_Exercise instructions:_ Word for word, retype the entire listing.

_Data to examine:_

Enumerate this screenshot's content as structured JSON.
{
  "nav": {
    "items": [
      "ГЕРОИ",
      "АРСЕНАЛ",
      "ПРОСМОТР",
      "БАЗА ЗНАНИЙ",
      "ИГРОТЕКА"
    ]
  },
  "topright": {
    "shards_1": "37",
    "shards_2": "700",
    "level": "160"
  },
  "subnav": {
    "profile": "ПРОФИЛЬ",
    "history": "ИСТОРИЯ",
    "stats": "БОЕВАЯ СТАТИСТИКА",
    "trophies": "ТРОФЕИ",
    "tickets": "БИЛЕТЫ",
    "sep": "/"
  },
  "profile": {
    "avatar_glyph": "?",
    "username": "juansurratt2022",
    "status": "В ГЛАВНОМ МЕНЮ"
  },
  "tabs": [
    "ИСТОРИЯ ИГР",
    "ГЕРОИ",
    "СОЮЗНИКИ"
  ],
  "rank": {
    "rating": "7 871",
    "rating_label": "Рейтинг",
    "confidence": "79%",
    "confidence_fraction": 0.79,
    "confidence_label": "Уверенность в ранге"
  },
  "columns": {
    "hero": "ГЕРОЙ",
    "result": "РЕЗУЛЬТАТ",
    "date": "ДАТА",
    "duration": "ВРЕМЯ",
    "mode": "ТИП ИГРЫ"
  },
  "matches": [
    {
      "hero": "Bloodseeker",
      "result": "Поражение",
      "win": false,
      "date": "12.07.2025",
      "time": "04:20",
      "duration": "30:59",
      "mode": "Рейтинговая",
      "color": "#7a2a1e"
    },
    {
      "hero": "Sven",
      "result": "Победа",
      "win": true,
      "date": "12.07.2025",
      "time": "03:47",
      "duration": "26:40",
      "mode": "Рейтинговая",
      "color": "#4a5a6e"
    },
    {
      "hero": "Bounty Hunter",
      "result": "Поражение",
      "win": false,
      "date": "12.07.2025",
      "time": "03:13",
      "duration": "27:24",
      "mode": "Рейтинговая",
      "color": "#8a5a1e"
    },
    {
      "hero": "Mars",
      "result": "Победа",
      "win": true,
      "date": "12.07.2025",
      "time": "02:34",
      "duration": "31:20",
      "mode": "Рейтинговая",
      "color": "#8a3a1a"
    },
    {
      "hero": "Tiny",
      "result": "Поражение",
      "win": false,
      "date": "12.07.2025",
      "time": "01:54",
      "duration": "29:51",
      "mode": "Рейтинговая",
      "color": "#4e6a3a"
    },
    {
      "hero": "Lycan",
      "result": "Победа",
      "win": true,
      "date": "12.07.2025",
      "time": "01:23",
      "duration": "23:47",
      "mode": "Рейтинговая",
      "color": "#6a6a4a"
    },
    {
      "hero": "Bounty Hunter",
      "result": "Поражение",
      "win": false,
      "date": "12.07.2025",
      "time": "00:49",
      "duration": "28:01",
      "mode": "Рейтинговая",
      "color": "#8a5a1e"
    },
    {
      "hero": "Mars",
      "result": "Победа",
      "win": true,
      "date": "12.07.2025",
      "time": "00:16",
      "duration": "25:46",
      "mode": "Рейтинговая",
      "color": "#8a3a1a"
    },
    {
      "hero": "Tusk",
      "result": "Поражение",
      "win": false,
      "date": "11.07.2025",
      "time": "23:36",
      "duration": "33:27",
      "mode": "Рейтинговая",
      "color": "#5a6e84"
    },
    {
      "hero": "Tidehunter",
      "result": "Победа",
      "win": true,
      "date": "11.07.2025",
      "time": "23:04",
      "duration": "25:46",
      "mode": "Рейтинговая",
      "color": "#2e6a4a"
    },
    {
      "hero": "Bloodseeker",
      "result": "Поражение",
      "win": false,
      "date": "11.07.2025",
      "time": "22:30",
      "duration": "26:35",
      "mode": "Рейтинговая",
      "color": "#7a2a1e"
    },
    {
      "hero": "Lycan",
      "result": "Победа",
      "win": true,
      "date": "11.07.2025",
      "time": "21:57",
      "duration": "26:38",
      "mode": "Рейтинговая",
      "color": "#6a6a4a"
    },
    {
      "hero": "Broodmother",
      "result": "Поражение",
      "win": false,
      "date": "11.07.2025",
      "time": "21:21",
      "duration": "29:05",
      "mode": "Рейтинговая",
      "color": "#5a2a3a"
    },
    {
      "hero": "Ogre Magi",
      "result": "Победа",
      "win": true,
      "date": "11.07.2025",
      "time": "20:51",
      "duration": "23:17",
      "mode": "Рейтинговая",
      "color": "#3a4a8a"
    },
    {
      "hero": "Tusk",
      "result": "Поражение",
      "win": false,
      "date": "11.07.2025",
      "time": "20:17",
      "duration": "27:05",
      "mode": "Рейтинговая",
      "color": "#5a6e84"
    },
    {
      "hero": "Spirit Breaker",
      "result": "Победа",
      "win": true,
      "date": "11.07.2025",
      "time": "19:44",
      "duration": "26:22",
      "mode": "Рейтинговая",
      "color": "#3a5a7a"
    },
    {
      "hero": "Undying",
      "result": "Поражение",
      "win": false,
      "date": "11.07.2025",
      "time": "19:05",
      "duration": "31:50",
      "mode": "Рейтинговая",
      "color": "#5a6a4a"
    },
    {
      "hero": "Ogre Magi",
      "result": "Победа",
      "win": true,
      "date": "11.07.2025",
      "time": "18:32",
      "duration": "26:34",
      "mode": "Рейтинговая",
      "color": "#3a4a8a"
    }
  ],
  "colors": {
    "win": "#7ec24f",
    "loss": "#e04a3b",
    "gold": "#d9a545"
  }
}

_The completed task:_
Enumerate this screenshot's content as structured JSON.
{
  "nav": {
    "items": [
      "ГЕРОИ",
      "АРСЕНАЛ",
      "ПРОСМОТР",
      "БАЗА ЗНАНИЙ",
      "ИГРОТЕКА"
    ]
  },
  "topright": {
    "shards_1": "37",
    "shards_2": "700",
    "level": "160"
  },
  "subnav": {
    "profile": "ПРОФИЛЬ",
    "history": "ИСТОРИЯ",
    "stats": "БОЕВАЯ СТАТИСТИКА",
    "trophies": "ТРОФЕИ",
    "tickets": "БИЛЕТЫ",
    "sep": "/"
  },
  "profile": {
    "avatar_glyph": "?",
    "username": "juansurratt2022",
    "status": "В ГЛАВНОМ МЕНЮ"
  },
  "tabs": [
    "ИСТОРИЯ ИГР",
    "ГЕРОИ",
    "СОЮЗНИКИ"
  ],
  "rank": {
    "rating": "7 871",
    "rating_label": "Рейтинг",
    "confidence": "79%",
    "confidence_fraction": 0.79,
    "confidence_label": "Уверенность в ранге"
  },
  "columns": {
    "hero": "ГЕРОЙ",
    "result": "РЕЗУЛЬТАТ",
    "date": "ДАТА",
    "duration": "ВРЕМЯ",
    "mode": "ТИП ИГРЫ"
  },
  "matches": [
    {
      "hero": "Bloodseeker",
      "result": "Поражение",
      "win": false,
      "date": "12.07.2025",
      "time": "04:20",
      "duration": "30:59",
      "mode": "Рейтинговая",
      "color": "#7a2a1e"
    },
    {
      "hero": "Sven",
      "result": "Победа",
      "win": true,
      "date": "12.07.2025",
      "time": "03:47",
      "duration": "26:40",
      "mode": "Рейтинговая",
      "color": "#4a5a6e"
    },
    {
      "hero": "Bounty Hunter",
      "result": "Поражение",
      "win": false,
      "date": "12.07.2025",
      "time": "03:13",
      "duration": "27:24",
      "mode": "Рейтинговая",
      "color": "#8a5a1e"
    },
    {
      "hero": "Mars",
      "result": "Победа",
      "win": true,
      "date": "12.07.2025",
      "time": "02:34",
      "duration": "31:20",
      "mode": "Рейтинговая",
      "color": "#8a3a1a"
    },
    {
      "hero": "Tiny",
      "result": "Поражение",
      "win": false,
      "date": "12.07.2025",
      "time": "01:54",
      "duration": "29:51",
      "mode": "Рейтинговая",
      "color": "#4e6a3a"
    },
    {
      "hero": "Lycan",
      "result": "Победа",
      "win": true,
      "date": "12.07.2025",
      "time": "01:23",
      "duration": "23:47",
      "mode": "Рейтинговая",
      "color": "#6a6a4a"
    },
    {
      "hero": "Bounty Hunter",
      "result": "Поражение",
      "win": false,
      "date": "12.07.2025",
      "time": "00:49",
      "duration": "28:01",
      "mode": "Рейтинговая",
      "color": "#8a5a1e"
    },
    {
      "hero": "Mars",
      "result": "Победа",
      "win": true,
      "date": "12.07.2025",
      "time": "00:16",
      "duration": "25:46",
      "mode": "Рейтинговая",
      "color": "#8a3a1a"
    },
    {
      "hero": "Tusk",
      "result": "Поражение",
      "win": false,
      "date": "11.07.2025",
      "time": "23:36",
      "duration": "33:27",
      "mode": "Рейтинговая",
      "color": "#5a6e84"
    },
    {
      "hero": "Tidehunter",
      "result": "Победа",
      "win": true,
      "date": "11.07.2025",
      "time": "23:04",
      "duration": "25:46",
      "mode": "Рейтинговая",
      "color": "#2e6a4a"
    },
    {
      "hero": "Bloodseeker",
      "result": "Поражение",
      "win": false,
      "date": "11.07.2025",
      "time": "22:30",
      "duration": "26:35",
      "mode": "Рейтинговая",
      "color": "#7a2a1e"
    },
    {
      "hero": "Lycan",
      "result": "Победа",
      "win": true,
      "date": "11.07.2025",
      "time": "21:57",
      "duration": "26:38",
      "mode": "Рейтинговая",
      "color": "#6a6a4a"
    },
    {
      "hero": "Broodmother",
      "result": "Поражение",
      "win": false,
      "date": "11.07.2025",
      "time": "21:21",
      "duration": "29:05",
      "mode": "Рейтинговая",
      "color": "#5a2a3a"
    },
    {
      "hero": "Ogre Magi",
      "result": "Победа",
      "win": true,
      "date": "11.07.2025",
      "time": "20:51",
      "duration": "23:17",
      "mode": "Рейтинговая",
      "color": "#3a4a8a"
    },
    {
      "hero": "Tusk",
      "result": "Поражение",
      "win": false,
      "date": "11.07.2025",
      "time": "20:17",
      "duration": "27:05",
      "mode": "Рейтинговая",
      "color": "#5a6e84"
    },
    {
      "hero": "Spirit Breaker",
      "result": "Победа",
      "win": true,
      "date": "11.07.2025",
      "time": "19:44",
      "duration": "26:22",
      "mode": "Рейтинговая",
      "color": "#3a5a7a"
    },
    {
      "hero": "Undying",
      "result": "Поражение",
      "win": false,
      "date": "11.07.2025",
      "time": "19:05",
      "duration": "31:50",
      "mode": "Рейтинговая",
      "color": "#5a6a4a"
    },
    {
      "hero": "Ogre Magi",
      "result": "Победа",
      "win": true,
      "date": "11.07.2025",
      "time": "18:32",
      "duration": "26:34",
      "mode": "Рейтинговая",
      "color": "#3a4a8a"
    }
  ],
  "colors": {
    "win": "#7ec24f",
    "loss": "#e04a3b",
    "gold": "#d9a545"
  }
}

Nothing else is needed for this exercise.